### [Data entries]
=== Section Start ===
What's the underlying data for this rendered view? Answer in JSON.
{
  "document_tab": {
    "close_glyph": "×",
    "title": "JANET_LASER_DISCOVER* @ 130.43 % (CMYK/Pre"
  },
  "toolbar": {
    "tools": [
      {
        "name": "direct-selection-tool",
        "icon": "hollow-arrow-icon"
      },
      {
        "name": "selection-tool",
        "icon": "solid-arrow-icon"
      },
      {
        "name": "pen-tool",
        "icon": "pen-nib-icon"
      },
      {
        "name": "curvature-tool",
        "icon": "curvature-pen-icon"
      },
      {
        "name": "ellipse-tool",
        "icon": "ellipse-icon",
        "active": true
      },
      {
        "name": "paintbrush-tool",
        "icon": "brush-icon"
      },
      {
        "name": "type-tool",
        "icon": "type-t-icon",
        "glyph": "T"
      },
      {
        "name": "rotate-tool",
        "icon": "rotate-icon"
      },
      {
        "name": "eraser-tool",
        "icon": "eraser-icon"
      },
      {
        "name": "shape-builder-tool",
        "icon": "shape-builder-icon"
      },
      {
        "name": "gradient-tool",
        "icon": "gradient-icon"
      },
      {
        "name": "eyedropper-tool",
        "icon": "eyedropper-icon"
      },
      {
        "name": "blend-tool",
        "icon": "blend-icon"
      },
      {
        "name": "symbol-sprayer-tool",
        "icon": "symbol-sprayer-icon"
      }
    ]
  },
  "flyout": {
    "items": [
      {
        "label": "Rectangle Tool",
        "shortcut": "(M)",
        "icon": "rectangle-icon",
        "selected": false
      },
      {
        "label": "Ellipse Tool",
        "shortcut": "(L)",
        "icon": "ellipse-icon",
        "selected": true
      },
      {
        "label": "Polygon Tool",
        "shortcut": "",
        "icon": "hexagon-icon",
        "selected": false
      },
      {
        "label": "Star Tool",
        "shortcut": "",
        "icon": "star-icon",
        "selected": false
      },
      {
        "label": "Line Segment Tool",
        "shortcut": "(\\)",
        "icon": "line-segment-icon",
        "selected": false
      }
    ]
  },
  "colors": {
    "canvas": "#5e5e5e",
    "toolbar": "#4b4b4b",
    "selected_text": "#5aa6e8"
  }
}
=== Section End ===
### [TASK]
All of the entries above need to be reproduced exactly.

### [ANSWER]
What's the underlying data for this rendered view? Answer in JSON.
{
  "document_tab": {
    "close_glyph": "×",
    "title": "JANET_LASER_DISCOVER* @ 130.43 % (CMYK/Pre"
  },
  "toolbar": {
    "tools": [
      {
        "name": "direct-selection-tool",
        "icon": "hollow-arrow-icon"
      },
      {
        "name": "selection-tool",
        "icon": "solid-arrow-icon"
      },
      {
        "name": "pen-tool",
        "icon": "pen-nib-icon"
      },
      {
        "name": "curvature-tool",
        "icon": "curvature-pen-icon"
      },
      {
        "name": "ellipse-tool",
        "icon": "ellipse-icon",
        "active": true
      },
      {
        "name": "paintbrush-tool",
        "icon": "brush-icon"
      },
      {
        "name": "type-tool",
        "icon": "type-t-icon",
        "glyph": "T"
      },
      {
        "name": "rotate-tool",
        "icon": "rotate-icon"
      },
      {
        "name": "eraser-tool",
        "icon": "eraser-icon"
      },
      {
        "name": "shape-builder-tool",
        "icon": "shape-builder-icon"
      },
      {
        "name": "gradient-tool",
        "icon": "gradient-icon"
      },
      {
        "name": "eyedropper-tool",
        "icon": "eyedropper-icon"
      },
      {
        "name": "blend-tool",
        "icon": "blend-icon"
      },
      {
        "name": "symbol-sprayer-tool",
        "icon": "symbol-sprayer-icon"
      }
    ]
  },
  "flyout": {
    "items": [
      {
        "label": "Rectangle Tool",
        "shortcut": "(M)",
        "icon": "rectangle-icon",
        "selected": false
      },
      {
        "label": "Ellipse Tool",
        "shortcut": "(L)",
        "icon": "ellipse-icon",
        "selected": true
      },
      {
        "label": "Polygon Tool",
        "shortcut": "",
        "icon": "hexagon-icon",
        "selected": false
      },
      {
        "label": "Star Tool",
        "shortcut": "",
        "icon": "star-icon",
        "selected": false
      },
      {
        "label": "Line Segment Tool",
        "shortcut": "(\\)",
        "icon": "line-segment-icon",
        "selected": false
      }
    ]
  },
  "colors": {
    "canvas": "#5e5e5e",
    "toolbar": "#4b4b4b",
    "selected_text": "#5aa6e8"
  }
}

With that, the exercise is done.